By definition, public Wi-Fi implies that a wide audience should be able to access it, which tells us security has to be compromised on some level. Using Wi-Fi means data travels via radio waves to a router, and anyone equipped with the right tools and know-how can effortlessly intercept this information.
Public Wi-Fi hotspots are dotting our cities and world today – much more so than 10 years ago. Moreover, the mobile revolution has opened the door for us to work, shop, bank, chat and connect with friends online almost anywhere we want to – from mountaintops to outstretched beaches, depending on Wi-Fi availability of course.
While our world has been broadened beyond imagination over the last decade or two, these developments are also leaving us significantly more vulnerable to cybercrime and data theft. Let’s be honest, who would’ve fathomed worrying about smartphone security 20 years ago?
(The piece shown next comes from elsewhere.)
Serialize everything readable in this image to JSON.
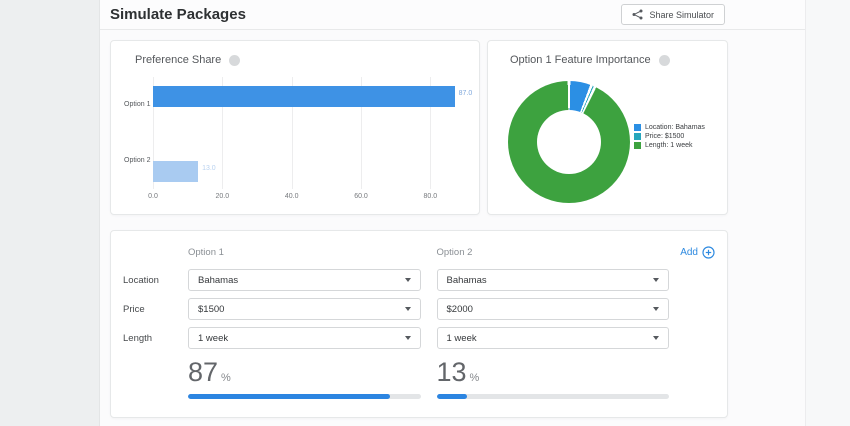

In South Africa, where cybercrime is as much on the rise as in other parts of the world, it has reportedly been predicted that Wi-Fi connections (both creating and accessing them) would simply mushroom between 2014 and 2019. Recent substantial increases in open Wi-Fi connections in Johannesburg, Tshwane and Cape Town clearly signal this swell.
Africa – a continent driven by mobility and a healthy appetite for data – is seeing progressively more Wi-Fi being set up in cities and metro areas than before, as Wi-Fi is said to offer an ideal opportunity to support mobile operators and better their networks.
If you enjoy surfing the Net for free while sipping your latte at a coffee shop, the shopping mall, airport or in a hotel lobby, you’re not alone. According to Norton’s Wi-Fi Risk Report, released in June last year, 86% of people globally use public Wi-Fi, while 81% have shared information in this way.
Logging into their personal email accounts tops the list of activities performed over public Wi-Fi (55%), followed by logging into social media accounts (54%) and sharing photos or videos (38%). The report says 24% log into their work email accounts, while 15% send work documents.
Somewhat alarming is that 20% of people regard public Wi-Fi hotspots “secure” enough to check or access bank or financial information. The reality is they aren’t.
As much of the information sent over the Internet connection is unencrypted, hackers can easily eavesdrop and try to pocket your passwords, personal details and other sensitive data. Your device is also at risk of being infiltrated and infected. Most free Wi-Fi users have no clue of exactly how exposed they are.
How can I surf safely in public?
The best solution: get to know the pitfalls and work around them. The responsibility of protecting your data still very much lies with you. When surfing in public:
• Turn off “Sharing”
• Enable Firewall
• Ditch Bluetooth
• Have anti-virus software on your device
• Don’t join Wi-Fi networks you don’t know anything about
• Opt for HTTPS and other encrypted channels
• Never ever do online banking
• Use a VPN (Virtual Private Network)
• When you’re done browsing, disable Wi-Fi
• Rather use mobile data